**** TASK INPUT
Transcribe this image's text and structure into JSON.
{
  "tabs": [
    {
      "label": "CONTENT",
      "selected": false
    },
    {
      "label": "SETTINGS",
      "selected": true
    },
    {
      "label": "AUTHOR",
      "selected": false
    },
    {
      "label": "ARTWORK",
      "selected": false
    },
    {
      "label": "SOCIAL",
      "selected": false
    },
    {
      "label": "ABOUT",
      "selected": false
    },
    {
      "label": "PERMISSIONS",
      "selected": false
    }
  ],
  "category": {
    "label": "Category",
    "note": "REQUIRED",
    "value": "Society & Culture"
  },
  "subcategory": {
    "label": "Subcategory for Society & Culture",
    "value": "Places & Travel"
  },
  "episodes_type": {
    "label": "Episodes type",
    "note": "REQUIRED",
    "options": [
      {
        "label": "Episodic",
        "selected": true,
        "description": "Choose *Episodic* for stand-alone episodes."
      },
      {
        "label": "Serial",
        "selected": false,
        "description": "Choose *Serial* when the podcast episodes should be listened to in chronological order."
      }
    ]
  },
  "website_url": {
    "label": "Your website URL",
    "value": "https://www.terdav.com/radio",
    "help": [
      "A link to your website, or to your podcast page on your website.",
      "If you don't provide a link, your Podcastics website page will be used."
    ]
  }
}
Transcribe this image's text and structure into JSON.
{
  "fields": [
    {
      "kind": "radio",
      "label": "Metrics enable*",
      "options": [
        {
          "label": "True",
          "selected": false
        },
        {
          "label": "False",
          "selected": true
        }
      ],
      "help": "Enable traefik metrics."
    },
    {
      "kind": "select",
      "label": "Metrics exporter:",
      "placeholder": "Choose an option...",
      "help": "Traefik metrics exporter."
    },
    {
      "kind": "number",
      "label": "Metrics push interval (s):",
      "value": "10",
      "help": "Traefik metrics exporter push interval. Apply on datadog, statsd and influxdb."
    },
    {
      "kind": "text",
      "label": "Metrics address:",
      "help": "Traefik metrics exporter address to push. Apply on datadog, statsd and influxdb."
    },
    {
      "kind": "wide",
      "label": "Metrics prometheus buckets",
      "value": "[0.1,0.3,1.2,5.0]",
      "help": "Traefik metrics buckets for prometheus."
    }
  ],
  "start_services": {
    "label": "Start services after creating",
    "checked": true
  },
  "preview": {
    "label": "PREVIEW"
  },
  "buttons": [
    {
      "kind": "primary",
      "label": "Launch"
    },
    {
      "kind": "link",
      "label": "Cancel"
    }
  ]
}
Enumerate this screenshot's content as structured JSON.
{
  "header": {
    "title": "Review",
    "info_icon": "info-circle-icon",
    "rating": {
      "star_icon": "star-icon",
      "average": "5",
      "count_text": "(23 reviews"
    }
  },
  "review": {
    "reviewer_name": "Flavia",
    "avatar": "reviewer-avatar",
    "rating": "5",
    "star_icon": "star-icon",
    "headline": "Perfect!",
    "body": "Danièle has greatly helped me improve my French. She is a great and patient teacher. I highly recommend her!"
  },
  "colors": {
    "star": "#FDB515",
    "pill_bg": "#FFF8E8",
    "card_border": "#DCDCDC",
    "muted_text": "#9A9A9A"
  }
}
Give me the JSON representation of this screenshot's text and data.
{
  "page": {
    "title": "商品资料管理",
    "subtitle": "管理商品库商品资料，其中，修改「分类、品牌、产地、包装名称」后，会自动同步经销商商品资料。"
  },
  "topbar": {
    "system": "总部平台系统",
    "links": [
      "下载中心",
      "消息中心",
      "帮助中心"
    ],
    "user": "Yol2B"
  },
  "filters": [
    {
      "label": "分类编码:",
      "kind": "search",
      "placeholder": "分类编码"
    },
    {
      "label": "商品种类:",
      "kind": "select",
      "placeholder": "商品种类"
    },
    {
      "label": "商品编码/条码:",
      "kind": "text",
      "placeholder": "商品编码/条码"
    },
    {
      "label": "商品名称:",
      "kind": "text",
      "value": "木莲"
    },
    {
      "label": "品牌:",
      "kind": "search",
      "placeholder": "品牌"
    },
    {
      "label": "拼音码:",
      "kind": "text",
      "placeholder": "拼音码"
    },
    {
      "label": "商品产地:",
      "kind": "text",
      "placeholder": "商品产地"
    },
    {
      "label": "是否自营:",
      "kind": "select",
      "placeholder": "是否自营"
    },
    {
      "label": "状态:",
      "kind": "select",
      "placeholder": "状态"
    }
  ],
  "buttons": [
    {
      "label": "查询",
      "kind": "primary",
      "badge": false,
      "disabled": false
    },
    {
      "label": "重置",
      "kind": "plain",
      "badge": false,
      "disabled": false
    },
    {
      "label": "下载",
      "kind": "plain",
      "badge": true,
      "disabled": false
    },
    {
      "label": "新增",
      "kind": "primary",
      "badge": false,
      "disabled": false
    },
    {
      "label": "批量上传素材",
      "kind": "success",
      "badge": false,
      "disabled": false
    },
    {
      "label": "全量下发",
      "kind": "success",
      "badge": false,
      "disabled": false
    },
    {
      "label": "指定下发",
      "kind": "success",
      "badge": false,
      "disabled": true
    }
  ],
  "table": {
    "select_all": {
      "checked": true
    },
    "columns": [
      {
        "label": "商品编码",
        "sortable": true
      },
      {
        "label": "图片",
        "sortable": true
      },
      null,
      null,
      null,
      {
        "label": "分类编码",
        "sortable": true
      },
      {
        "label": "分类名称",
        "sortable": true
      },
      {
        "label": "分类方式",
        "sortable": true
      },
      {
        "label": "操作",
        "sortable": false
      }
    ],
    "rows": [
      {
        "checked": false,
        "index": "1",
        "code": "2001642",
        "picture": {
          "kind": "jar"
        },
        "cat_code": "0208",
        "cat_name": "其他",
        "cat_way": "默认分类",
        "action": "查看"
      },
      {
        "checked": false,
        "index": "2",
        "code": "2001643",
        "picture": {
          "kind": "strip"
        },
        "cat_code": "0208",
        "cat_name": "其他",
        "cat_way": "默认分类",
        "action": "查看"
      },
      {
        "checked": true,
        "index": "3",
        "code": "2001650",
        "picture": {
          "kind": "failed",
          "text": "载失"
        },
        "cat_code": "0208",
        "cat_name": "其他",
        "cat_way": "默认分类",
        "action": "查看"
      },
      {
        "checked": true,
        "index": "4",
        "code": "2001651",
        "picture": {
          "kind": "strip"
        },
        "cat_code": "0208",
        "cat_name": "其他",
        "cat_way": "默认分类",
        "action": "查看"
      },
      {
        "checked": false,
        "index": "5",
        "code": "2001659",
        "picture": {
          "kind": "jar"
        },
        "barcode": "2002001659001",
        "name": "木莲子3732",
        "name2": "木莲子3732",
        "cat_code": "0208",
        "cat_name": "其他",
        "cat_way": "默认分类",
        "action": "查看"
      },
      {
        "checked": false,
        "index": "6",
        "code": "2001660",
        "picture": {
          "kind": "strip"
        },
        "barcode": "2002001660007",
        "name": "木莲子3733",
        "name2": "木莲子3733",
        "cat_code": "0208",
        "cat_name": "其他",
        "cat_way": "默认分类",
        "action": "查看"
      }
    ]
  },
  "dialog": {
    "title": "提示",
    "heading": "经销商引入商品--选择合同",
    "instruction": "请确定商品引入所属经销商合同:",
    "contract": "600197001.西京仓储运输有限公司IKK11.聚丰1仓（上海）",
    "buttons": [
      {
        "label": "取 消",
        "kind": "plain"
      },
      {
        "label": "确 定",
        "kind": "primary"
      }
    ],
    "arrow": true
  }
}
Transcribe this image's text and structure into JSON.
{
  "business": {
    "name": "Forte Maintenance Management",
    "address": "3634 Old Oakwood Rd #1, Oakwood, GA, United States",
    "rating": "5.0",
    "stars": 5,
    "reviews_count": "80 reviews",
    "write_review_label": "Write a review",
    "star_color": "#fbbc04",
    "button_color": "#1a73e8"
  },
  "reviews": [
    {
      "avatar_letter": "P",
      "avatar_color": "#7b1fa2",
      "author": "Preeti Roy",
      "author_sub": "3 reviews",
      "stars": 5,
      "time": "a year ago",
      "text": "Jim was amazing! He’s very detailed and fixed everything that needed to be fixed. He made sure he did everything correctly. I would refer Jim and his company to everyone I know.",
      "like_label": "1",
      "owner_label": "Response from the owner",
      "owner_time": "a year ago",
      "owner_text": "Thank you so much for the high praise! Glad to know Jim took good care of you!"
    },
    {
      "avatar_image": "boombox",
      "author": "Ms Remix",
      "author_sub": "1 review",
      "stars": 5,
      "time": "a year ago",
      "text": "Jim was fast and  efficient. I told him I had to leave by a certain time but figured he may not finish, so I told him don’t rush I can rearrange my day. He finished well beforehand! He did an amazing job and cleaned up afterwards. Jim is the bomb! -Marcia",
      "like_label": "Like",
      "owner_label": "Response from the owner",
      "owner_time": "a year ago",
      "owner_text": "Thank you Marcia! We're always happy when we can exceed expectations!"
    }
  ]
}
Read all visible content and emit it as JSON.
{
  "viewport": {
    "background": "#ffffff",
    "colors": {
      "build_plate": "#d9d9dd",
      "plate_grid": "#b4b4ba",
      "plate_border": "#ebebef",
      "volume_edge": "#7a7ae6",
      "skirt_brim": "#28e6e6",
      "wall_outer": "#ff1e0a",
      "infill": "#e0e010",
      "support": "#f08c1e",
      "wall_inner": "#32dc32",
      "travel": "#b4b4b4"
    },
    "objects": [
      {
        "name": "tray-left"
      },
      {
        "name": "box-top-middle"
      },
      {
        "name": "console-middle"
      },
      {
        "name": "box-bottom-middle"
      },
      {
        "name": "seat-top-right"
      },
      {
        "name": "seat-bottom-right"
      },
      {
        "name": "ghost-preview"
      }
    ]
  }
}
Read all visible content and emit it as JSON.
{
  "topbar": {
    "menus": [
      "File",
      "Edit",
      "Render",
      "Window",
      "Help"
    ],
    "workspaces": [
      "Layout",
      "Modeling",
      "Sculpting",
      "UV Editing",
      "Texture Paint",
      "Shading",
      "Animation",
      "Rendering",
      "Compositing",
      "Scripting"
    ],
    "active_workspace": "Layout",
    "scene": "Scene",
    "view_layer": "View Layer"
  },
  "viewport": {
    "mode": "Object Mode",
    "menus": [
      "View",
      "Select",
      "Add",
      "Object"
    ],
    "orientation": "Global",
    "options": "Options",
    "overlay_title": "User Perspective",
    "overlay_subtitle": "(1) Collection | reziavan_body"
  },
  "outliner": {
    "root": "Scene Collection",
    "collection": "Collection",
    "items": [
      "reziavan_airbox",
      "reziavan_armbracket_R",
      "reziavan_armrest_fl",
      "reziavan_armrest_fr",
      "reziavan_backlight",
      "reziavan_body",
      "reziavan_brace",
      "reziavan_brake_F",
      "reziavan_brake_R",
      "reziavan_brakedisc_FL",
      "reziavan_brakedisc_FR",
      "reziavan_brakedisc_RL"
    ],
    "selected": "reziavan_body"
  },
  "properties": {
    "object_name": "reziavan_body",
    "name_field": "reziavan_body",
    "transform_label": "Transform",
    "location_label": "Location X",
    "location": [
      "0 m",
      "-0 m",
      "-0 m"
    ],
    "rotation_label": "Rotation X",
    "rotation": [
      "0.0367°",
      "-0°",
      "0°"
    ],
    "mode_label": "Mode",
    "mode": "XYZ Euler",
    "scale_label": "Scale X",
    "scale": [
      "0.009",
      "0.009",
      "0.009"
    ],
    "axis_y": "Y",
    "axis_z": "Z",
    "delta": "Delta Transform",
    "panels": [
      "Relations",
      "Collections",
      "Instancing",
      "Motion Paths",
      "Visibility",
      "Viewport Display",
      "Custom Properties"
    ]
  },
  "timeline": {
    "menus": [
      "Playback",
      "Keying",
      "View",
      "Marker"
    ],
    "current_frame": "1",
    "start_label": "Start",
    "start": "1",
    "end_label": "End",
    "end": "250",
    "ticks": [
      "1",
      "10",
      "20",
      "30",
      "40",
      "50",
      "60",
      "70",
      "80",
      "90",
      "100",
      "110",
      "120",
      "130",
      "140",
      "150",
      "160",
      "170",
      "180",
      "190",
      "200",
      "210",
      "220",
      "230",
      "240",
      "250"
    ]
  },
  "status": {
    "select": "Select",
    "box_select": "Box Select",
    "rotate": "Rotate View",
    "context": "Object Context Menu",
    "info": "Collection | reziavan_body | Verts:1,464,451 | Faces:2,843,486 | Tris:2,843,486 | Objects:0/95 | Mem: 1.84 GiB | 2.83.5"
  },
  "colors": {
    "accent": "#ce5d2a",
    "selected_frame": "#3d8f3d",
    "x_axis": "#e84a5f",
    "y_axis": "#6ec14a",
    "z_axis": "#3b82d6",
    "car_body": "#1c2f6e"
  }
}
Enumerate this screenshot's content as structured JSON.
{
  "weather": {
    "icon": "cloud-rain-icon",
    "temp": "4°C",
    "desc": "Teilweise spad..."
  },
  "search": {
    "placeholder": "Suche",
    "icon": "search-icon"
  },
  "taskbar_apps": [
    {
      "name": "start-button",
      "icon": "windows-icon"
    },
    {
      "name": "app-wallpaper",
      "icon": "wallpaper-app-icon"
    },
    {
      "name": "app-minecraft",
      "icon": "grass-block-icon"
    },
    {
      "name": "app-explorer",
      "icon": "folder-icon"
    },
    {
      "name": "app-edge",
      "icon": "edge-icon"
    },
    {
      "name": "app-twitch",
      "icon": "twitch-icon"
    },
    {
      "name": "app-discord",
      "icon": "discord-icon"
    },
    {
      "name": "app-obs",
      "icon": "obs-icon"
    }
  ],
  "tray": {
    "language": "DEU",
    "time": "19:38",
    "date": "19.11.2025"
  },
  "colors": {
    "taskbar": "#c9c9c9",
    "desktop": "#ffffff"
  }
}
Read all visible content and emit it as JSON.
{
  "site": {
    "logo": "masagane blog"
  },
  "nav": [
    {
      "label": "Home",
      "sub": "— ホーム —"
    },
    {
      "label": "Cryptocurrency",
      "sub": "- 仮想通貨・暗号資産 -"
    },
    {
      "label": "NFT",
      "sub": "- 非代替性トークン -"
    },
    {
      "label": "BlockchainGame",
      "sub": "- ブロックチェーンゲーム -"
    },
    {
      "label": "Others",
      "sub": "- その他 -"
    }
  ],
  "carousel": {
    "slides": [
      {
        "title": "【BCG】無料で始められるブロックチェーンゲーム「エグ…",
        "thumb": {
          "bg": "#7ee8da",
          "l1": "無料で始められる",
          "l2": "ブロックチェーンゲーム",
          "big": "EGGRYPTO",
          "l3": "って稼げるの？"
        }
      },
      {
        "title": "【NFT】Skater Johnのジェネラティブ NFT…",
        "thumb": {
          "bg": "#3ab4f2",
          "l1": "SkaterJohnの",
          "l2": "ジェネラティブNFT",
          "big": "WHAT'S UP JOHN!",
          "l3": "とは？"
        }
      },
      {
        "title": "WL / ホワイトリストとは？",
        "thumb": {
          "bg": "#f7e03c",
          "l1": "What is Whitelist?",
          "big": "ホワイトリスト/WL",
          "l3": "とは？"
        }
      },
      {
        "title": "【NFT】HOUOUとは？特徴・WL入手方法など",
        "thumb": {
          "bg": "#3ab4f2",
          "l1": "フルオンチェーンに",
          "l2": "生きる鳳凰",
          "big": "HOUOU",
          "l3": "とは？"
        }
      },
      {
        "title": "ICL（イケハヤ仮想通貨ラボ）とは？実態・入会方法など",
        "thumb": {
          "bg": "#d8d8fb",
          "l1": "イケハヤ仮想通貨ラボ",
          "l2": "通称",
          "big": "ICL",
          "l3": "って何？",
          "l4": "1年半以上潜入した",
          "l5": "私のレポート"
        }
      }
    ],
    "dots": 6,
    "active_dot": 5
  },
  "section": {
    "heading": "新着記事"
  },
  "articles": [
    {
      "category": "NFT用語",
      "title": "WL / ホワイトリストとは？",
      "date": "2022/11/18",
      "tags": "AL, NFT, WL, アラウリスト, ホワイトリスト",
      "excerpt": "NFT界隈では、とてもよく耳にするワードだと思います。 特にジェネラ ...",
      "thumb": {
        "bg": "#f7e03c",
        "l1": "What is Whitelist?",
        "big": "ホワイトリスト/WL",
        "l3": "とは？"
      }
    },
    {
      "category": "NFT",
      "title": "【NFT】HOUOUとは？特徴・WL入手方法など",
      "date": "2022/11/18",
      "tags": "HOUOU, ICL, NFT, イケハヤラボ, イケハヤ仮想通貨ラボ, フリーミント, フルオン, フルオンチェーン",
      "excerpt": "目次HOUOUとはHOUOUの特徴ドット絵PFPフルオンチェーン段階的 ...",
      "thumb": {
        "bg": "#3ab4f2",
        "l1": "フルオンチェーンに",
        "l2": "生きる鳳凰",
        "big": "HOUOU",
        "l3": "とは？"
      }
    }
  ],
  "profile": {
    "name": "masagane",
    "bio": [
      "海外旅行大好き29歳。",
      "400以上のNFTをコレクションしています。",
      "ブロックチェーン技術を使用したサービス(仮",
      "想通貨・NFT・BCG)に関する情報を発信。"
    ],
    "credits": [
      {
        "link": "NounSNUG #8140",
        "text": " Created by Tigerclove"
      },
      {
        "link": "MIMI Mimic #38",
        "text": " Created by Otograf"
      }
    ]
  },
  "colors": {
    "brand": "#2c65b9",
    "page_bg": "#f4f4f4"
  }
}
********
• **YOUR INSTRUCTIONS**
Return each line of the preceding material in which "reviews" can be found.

• **RESPONSE BOX**
      "count_text": "(23 reviews"
    "reviews_count": "80 reviews",
  "reviews": [
      "author_sub": "3 reviews",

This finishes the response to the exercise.